Reproduce the records below exactly; the images should not appear.

Records shown: Begin

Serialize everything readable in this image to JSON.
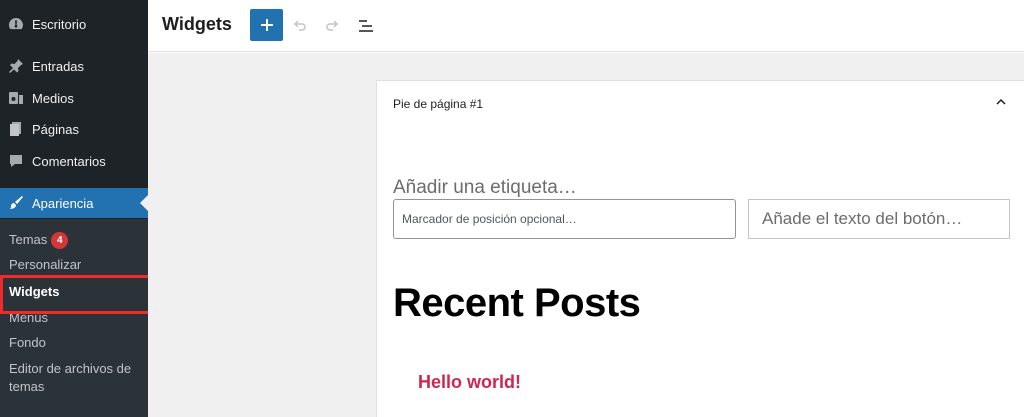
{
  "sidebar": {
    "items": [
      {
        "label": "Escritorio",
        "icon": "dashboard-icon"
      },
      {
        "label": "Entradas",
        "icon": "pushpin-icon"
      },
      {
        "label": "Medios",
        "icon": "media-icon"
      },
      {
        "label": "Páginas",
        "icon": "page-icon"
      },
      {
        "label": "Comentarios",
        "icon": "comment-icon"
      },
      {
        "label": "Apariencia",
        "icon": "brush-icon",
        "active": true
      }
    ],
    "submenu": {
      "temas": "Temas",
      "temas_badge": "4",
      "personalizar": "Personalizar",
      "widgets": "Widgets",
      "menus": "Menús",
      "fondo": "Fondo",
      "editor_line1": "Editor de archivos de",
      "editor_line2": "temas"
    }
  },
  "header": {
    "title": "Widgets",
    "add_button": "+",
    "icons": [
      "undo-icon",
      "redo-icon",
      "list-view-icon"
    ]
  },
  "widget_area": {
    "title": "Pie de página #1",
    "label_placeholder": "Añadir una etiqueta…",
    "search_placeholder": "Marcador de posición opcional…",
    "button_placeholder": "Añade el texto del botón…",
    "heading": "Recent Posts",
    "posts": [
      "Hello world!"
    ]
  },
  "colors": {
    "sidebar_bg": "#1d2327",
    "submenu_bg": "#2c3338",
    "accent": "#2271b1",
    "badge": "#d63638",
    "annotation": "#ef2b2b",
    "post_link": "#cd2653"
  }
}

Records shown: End

> [Response box]
Serialize everything readable in this image to JSON.
{
  "sidebar": {
    "items": [
      {
        "label": "Escritorio",
        "icon": "dashboard-icon"
      },
      {
        "label": "Entradas",
        "icon": "pushpin-icon"
      },
      {
        "label": "Medios",
        "icon": "media-icon"
      },
      {
        "label": "Páginas",
        "icon": "page-icon"
      },
      {
        "label": "Comentarios",
        "icon": "comment-icon"
      },
      {
        "label": "Apariencia",
        "icon": "brush-icon",
        "active": true
      }
    ],
    "submenu": {
      "temas": "Temas",
      "temas_badge": "4",
      "personalizar": "Personalizar",
      "widgets": "Widgets",
      "menus": "Menús",
      "fondo": "Fondo",
      "editor_line1": "Editor de archivos de",
      "editor_line2": "temas"
    }
  },
  "header": {
    "title": "Widgets",
    "add_button": "+",
    "icons": [
      "undo-icon",
      "redo-icon",
      "list-view-icon"
    ]
  },
  "widget_area": {
    "title": "Pie de página #1",
    "label_placeholder": "Añadir una etiqueta…",
    "search_placeholder": "Marcador de posición opcional…",
    "button_placeholder": "Añade el texto del botón…",
    "heading": "Recent Posts",
    "posts": [
      "Hello world!"
    ]
  },
  "colors": {
    "sidebar_bg": "#1d2327",
    "submenu_bg": "#2c3338",
    "accent": "#2271b1",
    "badge": "#d63638",
    "annotation": "#ef2b2b",
    "post_link": "#cd2653"
  }
}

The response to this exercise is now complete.